“There are 10 rights or 10 amendments listed in the Bill of Rights and so the Fourth Amendment is one of them,” Paul said. “So, we’re already down one of them, let’s see how he does on the other nine.” 

The senator added that he plans to have a “frank discussion” with Kavanaugh, but acknowledged that Supreme Court nominees don’t often provide much information in such conversations.

“But I think the conversation is useful, and I think it’s worth him hearing that I don’t think anybody in America believes that when you use a cell phone company, or when you use Visa, or when you us a bank that somehow you’ve given up your privacy,” Paul said.

Trump nominated Kavanaugh last week to replace retiring Justice Anthony Kennedy.

Paul could prove a key swing vote in the upcoming nomination process.
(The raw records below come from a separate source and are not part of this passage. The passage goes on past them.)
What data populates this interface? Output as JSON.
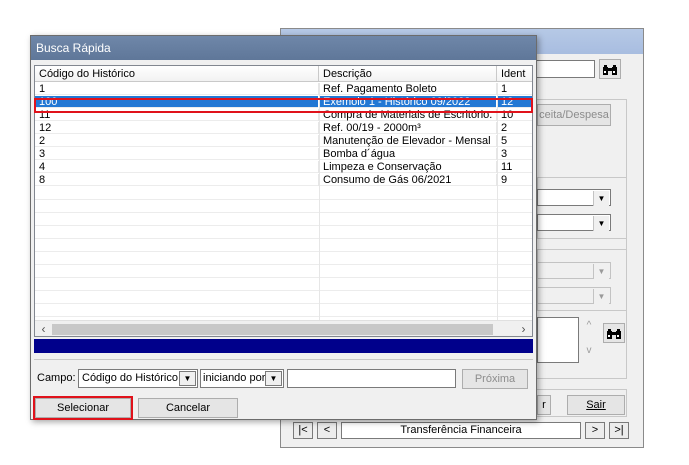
{
  "background_window": {
    "income_expense_label": "ceita/Despesa",
    "exit_label": "Sair",
    "partial_button_label": "r",
    "nav_first": "|<",
    "nav_prev": "<",
    "record_label": "Transferência Financeira",
    "nav_next": ">",
    "nav_last": ">|",
    "binoculars_icon": "binoculars-icon"
  },
  "dialog": {
    "title": "Busca Rápida",
    "columns": [
      "Código do Histórico",
      "Descrição",
      "Ident"
    ],
    "rows": [
      {
        "code": "1",
        "description": "Ref. Pagamento Boleto",
        "ident": "1"
      },
      {
        "code": "100",
        "description": "Exemolo 1 - Histórico 09/2022",
        "ident": "12"
      },
      {
        "code": "11",
        "description": "Compra de Materiais de Escritório.",
        "ident": "10"
      },
      {
        "code": "12",
        "description": "Ref. 00/19 -   2000m³",
        "ident": "2"
      },
      {
        "code": "2",
        "description": "Manutenção de Elevador - Mensal",
        "ident": "5"
      },
      {
        "code": "3",
        "description": "Bomba d´água",
        "ident": "3"
      },
      {
        "code": "4",
        "description": "Limpeza e Conservação",
        "ident": "11"
      },
      {
        "code": "8",
        "description": "Consumo de Gás 06/2021",
        "ident": "9"
      }
    ],
    "selected_row_index": 1,
    "search": {
      "field_label": "Campo:",
      "field_value": "Código do Histórico",
      "mode_value": "iniciando por",
      "text_value": "",
      "next_label": "Próxima"
    },
    "select_label": "Selecionar",
    "cancel_label": "Cancelar"
  },
  "colors": {
    "selection": "#2278d4",
    "highlight_box": "#e0121b",
    "status_bar": "#00008b",
    "dialog_title": "#6f87a9"
  }
}
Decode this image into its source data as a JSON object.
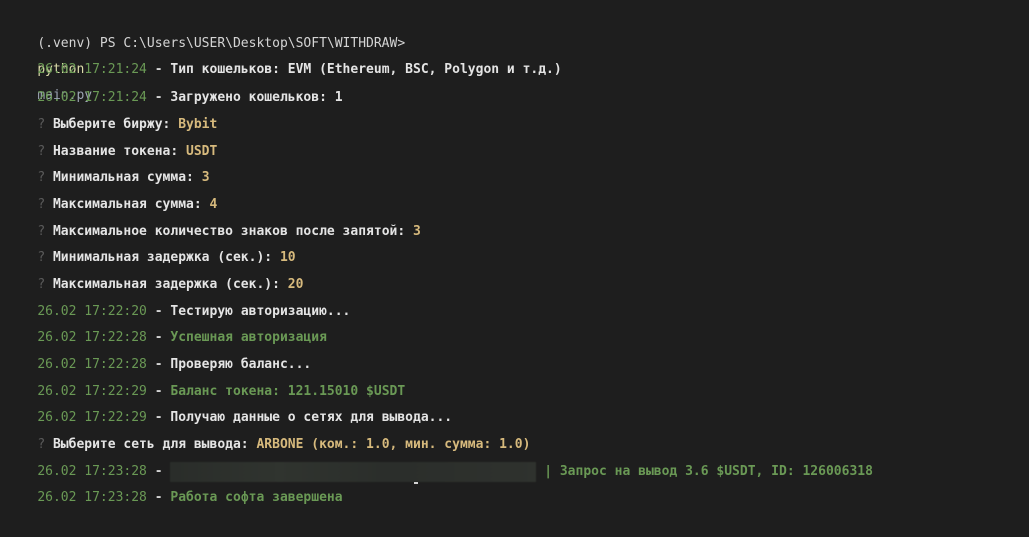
{
  "prompt": {
    "text": "(.venv) PS C:\\Users\\USER\\Desktop\\SOFT\\WITHDRAW>",
    "command": "python",
    "argument": "main.py"
  },
  "lines": [
    {
      "time": "26.02 17:21:24",
      "sep": " - ",
      "label": "Тип кошельков: EVM (Ethereum, BSC, Polygon и т.д.)"
    },
    {
      "time": "26.02 17:21:24",
      "sep": " - ",
      "label": "Загружено кошельков: 1"
    },
    {
      "q": "?",
      "label": "Выберите биржу: ",
      "value": "Bybit"
    },
    {
      "q": "?",
      "label": "Название токена: ",
      "value": "USDT"
    },
    {
      "q": "?",
      "label": "Минимальная сумма: ",
      "value": "3"
    },
    {
      "q": "?",
      "label": "Максимальная сумма: ",
      "value": "4"
    },
    {
      "q": "?",
      "label": "Максимальное количество знаков после запятой: ",
      "value": "3"
    },
    {
      "q": "?",
      "label": "Минимальная задержка (сек.): ",
      "value": "10"
    },
    {
      "q": "?",
      "label": "Максимальная задержка (сек.): ",
      "value": "20"
    },
    {
      "time": "26.02 17:22:20",
      "sep": " - ",
      "label": "Тестирую авторизацию..."
    },
    {
      "time": "26.02 17:22:28",
      "sep": " - ",
      "label": "Успешная авторизация"
    },
    {
      "time": "26.02 17:22:28",
      "sep": " - ",
      "label": "Проверяю баланс..."
    },
    {
      "time": "26.02 17:22:29",
      "sep": " - ",
      "label": "Баланс токена: 121.15010 $USDT"
    },
    {
      "time": "26.02 17:22:29",
      "sep": " - ",
      "label": "Получаю данные о сетях для вывода..."
    },
    {
      "q": "?",
      "label": "Выберите сеть для вывода: ",
      "value": "ARBONE (ком.: 1.0, мин. сумма: 1.0)"
    },
    {
      "time": "26.02 17:23:28",
      "sep": " - ",
      "label": " | Запрос на вывод 3.6 $USDT, ID: 126006318"
    },
    {
      "time": "26.02 17:23:28",
      "sep": " - ",
      "label": "Работа софта завершена"
    }
  ],
  "colors": {
    "background": "#1e1e1e",
    "timestamp": "#6a9955",
    "success": "#6a9955",
    "value": "#d7ba7d",
    "text": "#e4e4e4"
  }
}
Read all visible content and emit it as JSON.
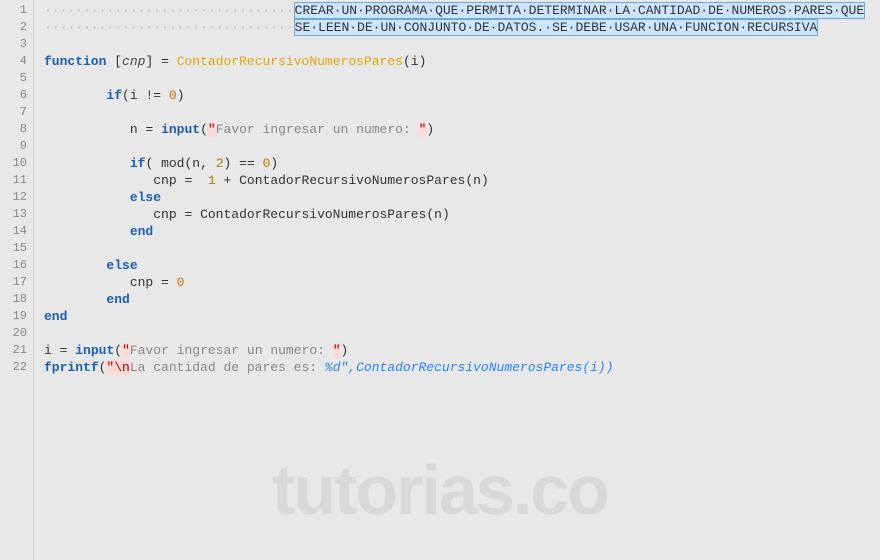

Republicans hold a 51-49 majority in the Senate, but with Sen. John McCainJohn Sidney McCainRedistricting reform key to achieving the bipartisanship Americans claim to want Kelly takes under-the-radar approach in Arizona Senate race Voting rights, Trump's Big Lie, and Republicans' problem with minorities MORE (R-Ariz.) battling brain cancer at his home in Arizona, the GOP can ill afford any defections.